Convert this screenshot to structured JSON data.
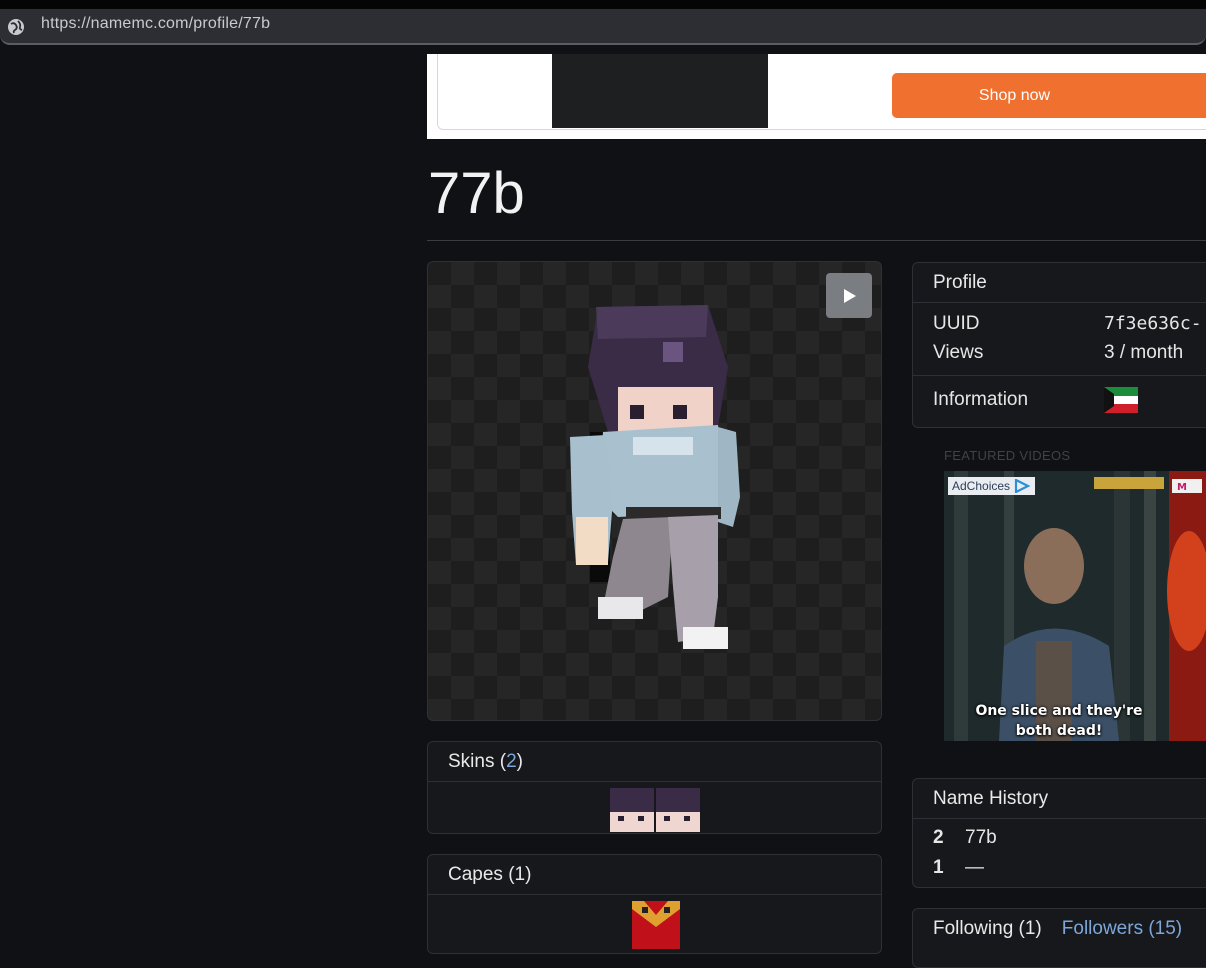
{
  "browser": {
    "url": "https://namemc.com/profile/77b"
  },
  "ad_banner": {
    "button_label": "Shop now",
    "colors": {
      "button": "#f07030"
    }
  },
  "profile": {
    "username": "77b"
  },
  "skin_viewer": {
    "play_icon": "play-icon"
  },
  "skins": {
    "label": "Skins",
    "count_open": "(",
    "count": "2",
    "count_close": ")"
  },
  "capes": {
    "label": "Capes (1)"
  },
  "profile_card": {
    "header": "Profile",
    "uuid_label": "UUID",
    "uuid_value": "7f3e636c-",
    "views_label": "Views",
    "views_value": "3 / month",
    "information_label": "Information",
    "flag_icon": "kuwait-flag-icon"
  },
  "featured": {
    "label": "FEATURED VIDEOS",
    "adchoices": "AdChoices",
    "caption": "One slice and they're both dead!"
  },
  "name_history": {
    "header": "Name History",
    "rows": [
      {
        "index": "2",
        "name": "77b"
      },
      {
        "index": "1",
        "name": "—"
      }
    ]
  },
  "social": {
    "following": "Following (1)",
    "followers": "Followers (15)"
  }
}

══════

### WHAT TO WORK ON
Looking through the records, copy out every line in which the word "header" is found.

### RESPONSE
    "header": "Profile",
    "header": "Name History",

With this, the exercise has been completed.